"The Hollywood Knights"

Friday, June 06th 1980
"Up the Academy" (saw in theater)
"Urban Cowboy" (saw in theater)

Friday, June 13th 1980
"Mad Max"
"The Island"
"Wholly Moses!"

Friday, June 20th 1980
"The Blues Brothers" (saw in theater)

Friday, June 27th 1980
"The Stunt Man"

Wednesday, July 02nd 1980
"Airplane!" (saw about 4 or 5 times in theater)

Friday, July 04th 1980
"The Blue Lagoon"

Friday, July 11th 1980
"My Bodyguard" (saw in theater)
"Oh! Heavenly Dog"
"Used Cars" (saw in theater)

Friday, July 18th 1980
"The Big Red One"
"Cheech & Chong's Next Movie"
"Honeysuckle Rose"
"Prom Night"

Friday, July 18th 1980
"Caddyshack" (saw at theater at least twice)

Friday, August 01st 1980
"Close Encounters Of The Third Kind" (saw in theater)
"The Final Countdown" (saw in theater)

Friday, August 08th 1980
"Xanadu" (saw in theater at least twice)

Some of my favorite movies of all-time (as well as most beloved by the public) are in this short and modest list. Caddyshack? The Blues Brothers? The Shining? Friday the 13th? Airplane? Mad Max? Caligula? Not to mention total cult faves like Little Darlings, The Final Countdown, The Long Riders, The Stunt Man and Xanadu. What the fuck do we get nowadays? For me, it amounts to a film I feel like seeing every two or three months and one that I actually go to every 4.

At any rate - if I dug up this time capsule and found these many reels of film, were I a cultural anthroplogist, I might conclude that - well I think you know what I would conclude...

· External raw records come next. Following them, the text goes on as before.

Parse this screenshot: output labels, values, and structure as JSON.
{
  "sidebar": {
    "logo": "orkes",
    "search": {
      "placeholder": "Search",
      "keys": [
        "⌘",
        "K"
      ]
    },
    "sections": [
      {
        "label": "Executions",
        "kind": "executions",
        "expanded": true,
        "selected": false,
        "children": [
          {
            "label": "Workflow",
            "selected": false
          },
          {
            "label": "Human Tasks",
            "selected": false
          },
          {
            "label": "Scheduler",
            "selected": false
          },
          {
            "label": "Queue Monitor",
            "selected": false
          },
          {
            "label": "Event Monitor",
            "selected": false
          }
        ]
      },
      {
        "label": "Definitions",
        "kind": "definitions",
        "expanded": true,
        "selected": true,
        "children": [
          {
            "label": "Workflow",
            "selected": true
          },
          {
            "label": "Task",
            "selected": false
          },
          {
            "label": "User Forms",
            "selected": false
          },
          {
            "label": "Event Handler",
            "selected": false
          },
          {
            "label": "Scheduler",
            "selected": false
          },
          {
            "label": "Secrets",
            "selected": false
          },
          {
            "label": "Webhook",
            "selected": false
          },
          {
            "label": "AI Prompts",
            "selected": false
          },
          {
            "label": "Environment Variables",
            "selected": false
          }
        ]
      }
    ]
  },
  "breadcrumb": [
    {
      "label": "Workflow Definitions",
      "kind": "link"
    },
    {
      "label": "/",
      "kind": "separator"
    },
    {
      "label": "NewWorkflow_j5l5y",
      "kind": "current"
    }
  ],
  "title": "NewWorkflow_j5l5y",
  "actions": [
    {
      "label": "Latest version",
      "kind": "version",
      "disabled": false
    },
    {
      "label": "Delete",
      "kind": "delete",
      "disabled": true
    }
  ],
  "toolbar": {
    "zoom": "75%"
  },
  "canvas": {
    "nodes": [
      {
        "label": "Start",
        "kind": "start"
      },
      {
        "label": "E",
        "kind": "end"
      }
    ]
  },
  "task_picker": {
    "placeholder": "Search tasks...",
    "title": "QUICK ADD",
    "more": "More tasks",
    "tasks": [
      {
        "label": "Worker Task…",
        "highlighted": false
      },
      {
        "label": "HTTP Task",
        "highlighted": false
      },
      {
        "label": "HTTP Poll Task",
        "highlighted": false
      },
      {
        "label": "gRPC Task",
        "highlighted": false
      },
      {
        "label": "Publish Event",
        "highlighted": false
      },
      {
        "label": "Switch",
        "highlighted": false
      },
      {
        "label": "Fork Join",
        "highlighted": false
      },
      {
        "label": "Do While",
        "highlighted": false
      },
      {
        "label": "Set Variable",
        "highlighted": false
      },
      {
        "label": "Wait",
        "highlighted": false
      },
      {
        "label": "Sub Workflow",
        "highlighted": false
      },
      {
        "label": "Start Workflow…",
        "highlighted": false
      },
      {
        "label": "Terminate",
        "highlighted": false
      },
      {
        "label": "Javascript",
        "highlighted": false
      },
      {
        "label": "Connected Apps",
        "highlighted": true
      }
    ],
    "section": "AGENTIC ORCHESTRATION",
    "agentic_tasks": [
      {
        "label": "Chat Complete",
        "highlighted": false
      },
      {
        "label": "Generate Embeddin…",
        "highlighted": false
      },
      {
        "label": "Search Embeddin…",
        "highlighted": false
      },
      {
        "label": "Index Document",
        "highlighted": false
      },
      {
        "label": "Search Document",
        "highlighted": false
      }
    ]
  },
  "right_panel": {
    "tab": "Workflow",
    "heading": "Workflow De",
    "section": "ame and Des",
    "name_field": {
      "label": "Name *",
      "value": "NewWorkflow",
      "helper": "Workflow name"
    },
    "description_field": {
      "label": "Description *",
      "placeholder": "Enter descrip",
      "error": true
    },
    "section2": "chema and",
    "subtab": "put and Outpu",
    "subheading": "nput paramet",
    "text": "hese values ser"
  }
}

I don't belong here - I belong there. Sure could use me a Tardis.

Tuesday, March 17, 2009

Favorite Endings...

Probably my favorite ending of any movie in the last twenty years is Noah Baumbach's Kicking and Screaming. I LOVED this movie. It was exactly about "me" when it came out (1995) - I was in the exact same place as the central characters, a quarter of a century old, a bachelor's in hand, the ability to think deeply about seemingly important matters but completely impotent at attending to them, not a farthing of wisdom, and a personal and professional compass that was impervious to magnetism - in other words... stuck.

The film centers around, among other things, a relationship between protagonist Grover (Josh Hamilton) and Jane (one of my favorite actresses, the lovely- Olivia D'abo, at left). The story is intentionally fragmented and disjointed - told in flashbacks and in the present. It is a beautifully realized relationship and it is expertly revealed to us, aided by remarkable dialogue and sparkling performances by the two leads. We are given bits and pieces of the many stages of their relationship (all the while knowing that Jane is currently in Prague) just as we are given bits and pieces of a telephone message that Jane has left from Prague. A message Grover can't really muster up the courage to listen to in its entirety. This propels us to the film's daring, original, and sentimental conclusion. I can watch it over and over and over and over...

Clearly, it is not my intent to discuss the ending - just to say that it is one of my favorite endings of all time and certainly claims the top spot for the last two decades at least. Can't recommend this film enough - especially should you find yourself at "Bachelor's End."

Cinematic Perfection: The ending of Kicking and Screaming

Friday, February 13, 2009

Alain Delon et Qui?

Could use a little help on this one. Does anyone know who the girl is in this photograph with Alain Delon? I have a few guesses, but...